Beekeeping is an easy transition from military life, as Tom puts on his uniform (bee suit), goes out in the field with his battle buddy (mentor or newbee), with a mission to check on the bees (which can also be a threat)

After 20 years of service in the United States Army, I had experienced different levels of PTSD and injury. Working with the bees improved my life on so many levels, especially mentally and physically, through post traumatic growth. Beekeeping is an easy transition from military life. I put on my uniform (bee suit), go out in the field with my battle buddy (mentor or newbee) with a mission to check on the bees which also happen to be the threat! Using beekeeping processes, training, and knowledge, I am able to assess the hive and complete the appropriate steps to keep the bees safe and healthy. At the end, I can walk away with a sense of accomplishment and plan for the next time I check on them.  The other great thing about bees is that if I’m having a bad day, dizzy or having a migraine the girls take care of themselves.  So it works, I take care of the bees and the bees take care of me!

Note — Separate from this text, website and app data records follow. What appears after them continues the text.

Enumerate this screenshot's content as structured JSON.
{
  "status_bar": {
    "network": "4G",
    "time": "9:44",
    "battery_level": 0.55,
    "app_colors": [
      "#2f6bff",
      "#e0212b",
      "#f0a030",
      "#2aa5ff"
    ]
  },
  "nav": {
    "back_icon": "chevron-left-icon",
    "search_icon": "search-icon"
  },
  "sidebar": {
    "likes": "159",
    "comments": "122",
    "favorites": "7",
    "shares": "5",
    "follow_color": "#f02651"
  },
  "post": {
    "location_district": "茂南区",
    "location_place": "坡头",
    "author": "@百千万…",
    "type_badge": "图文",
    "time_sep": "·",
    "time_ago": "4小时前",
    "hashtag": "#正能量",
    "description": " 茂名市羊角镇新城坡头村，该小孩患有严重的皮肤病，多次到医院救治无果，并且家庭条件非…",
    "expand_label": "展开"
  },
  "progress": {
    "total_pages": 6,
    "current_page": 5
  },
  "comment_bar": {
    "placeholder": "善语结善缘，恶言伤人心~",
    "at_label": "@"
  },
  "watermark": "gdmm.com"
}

Hives for Heroes is a national military veteran non-profit organization focusing on honey bee conservation, suicide prevention, and a healthy transition from service

Over the past few years I’ve talked with several other Veteran beekeepers that share my thoughts on the healing aspect of beekeeping and how we could help others.   Recently, I learned about the Hives for Heroes program and have signed up to be a mentor to help my brothers and sisters in service experience the benefits of beekeeping without facing the learning curve alone. Hives for Heroes is a national military veteran non-profit organization focusing on honey bee conservation, suicide prevention, and a healthy transition from service. We are a national network of beekeepers and veterans providing connection, purpose, and healthy relationships fostering a lifelong hobby in beekeeping.

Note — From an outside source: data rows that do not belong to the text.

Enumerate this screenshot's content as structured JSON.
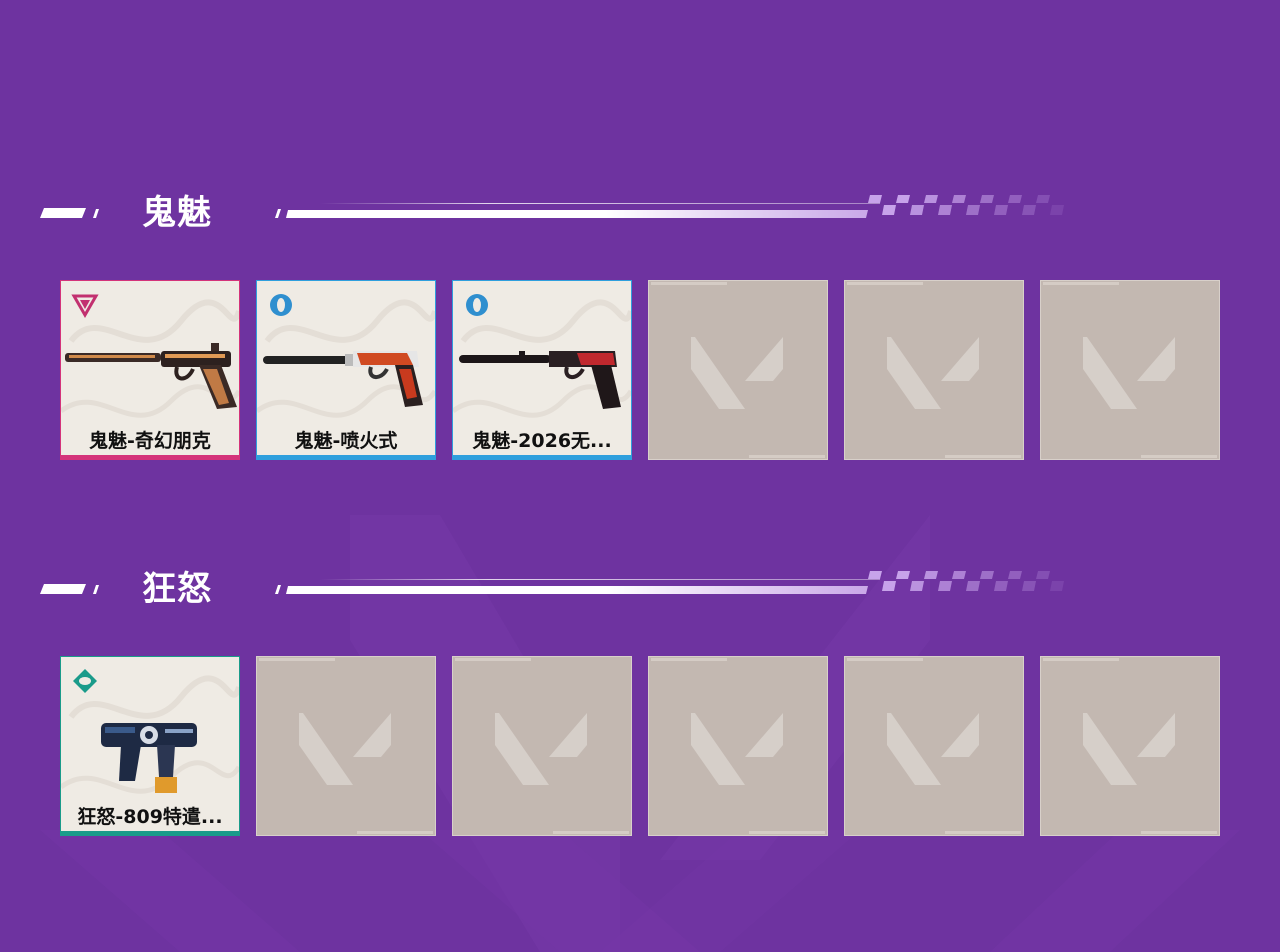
{
  "colors": {
    "background": "#6e33a0",
    "exclusive": "#d4337a",
    "premium": "#2f9fdd",
    "select": "#1a9b8a",
    "empty_slot": "#c3b8b1"
  },
  "sections": [
    {
      "title": "鬼魅",
      "items": [
        {
          "name": "鬼魅-奇幻朋克",
          "tier": "exclusive",
          "icon": "triangle-tier-icon",
          "rarity_color": "#d4337a"
        },
        {
          "name": "鬼魅-喷火式",
          "tier": "premium",
          "icon": "ring-tier-icon",
          "rarity_color": "#2f9fdd"
        },
        {
          "name": "鬼魅-2026无...",
          "tier": "premium",
          "icon": "ring-tier-icon",
          "rarity_color": "#2f9fdd"
        },
        {
          "empty": true
        },
        {
          "empty": true
        },
        {
          "empty": true
        }
      ]
    },
    {
      "title": "狂怒",
      "items": [
        {
          "name": "狂怒-809特遣...",
          "tier": "select",
          "icon": "diamond-tier-icon",
          "rarity_color": "#1a9b8a"
        },
        {
          "empty": true
        },
        {
          "empty": true
        },
        {
          "empty": true
        },
        {
          "empty": true
        },
        {
          "empty": true
        }
      ]
    }
  ]
}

I am currently mentoring three veterans. There is a steep learning curve when starting beekeeping, and it’s not cheap. Losing a hive over winter or not knowing what you’re doing on a daily can cause much stress. I am so honored to be working with these veterans and able to share my experiences and passion with them! It gives me so much joy to see them experience the same thrill, hunger, and excitement to work the bees and learn more. Each one is interested in beekeeping for their own reasons whether it be PTSD therapy, homesteading, or a new hobby!  My focus is to teach them the science of beekeeping and let them develop their own art of beekeeping. 

 

Hives for Heroes is a national military veteran non-profit organization focusing on honey bee conservation, suicide prevention, and a healthy transition from service. We are a national network of beekeepers and veterans providing connection, purpose, and healthy relationships fostering a lifelong hobby in beekeeping. If you are interested in being a beekeeping mentor to veterans across the county, please visit www.hivesforheroes.com. Financial donations are also encouraged to help support veterans starting their beekeeping journey.

Tom Shultz

Tom Shultz is a 20 year Army Veteran who has now found a passion in beekeeping and supporting his brothers and sisters from service start their journey in beekeeping.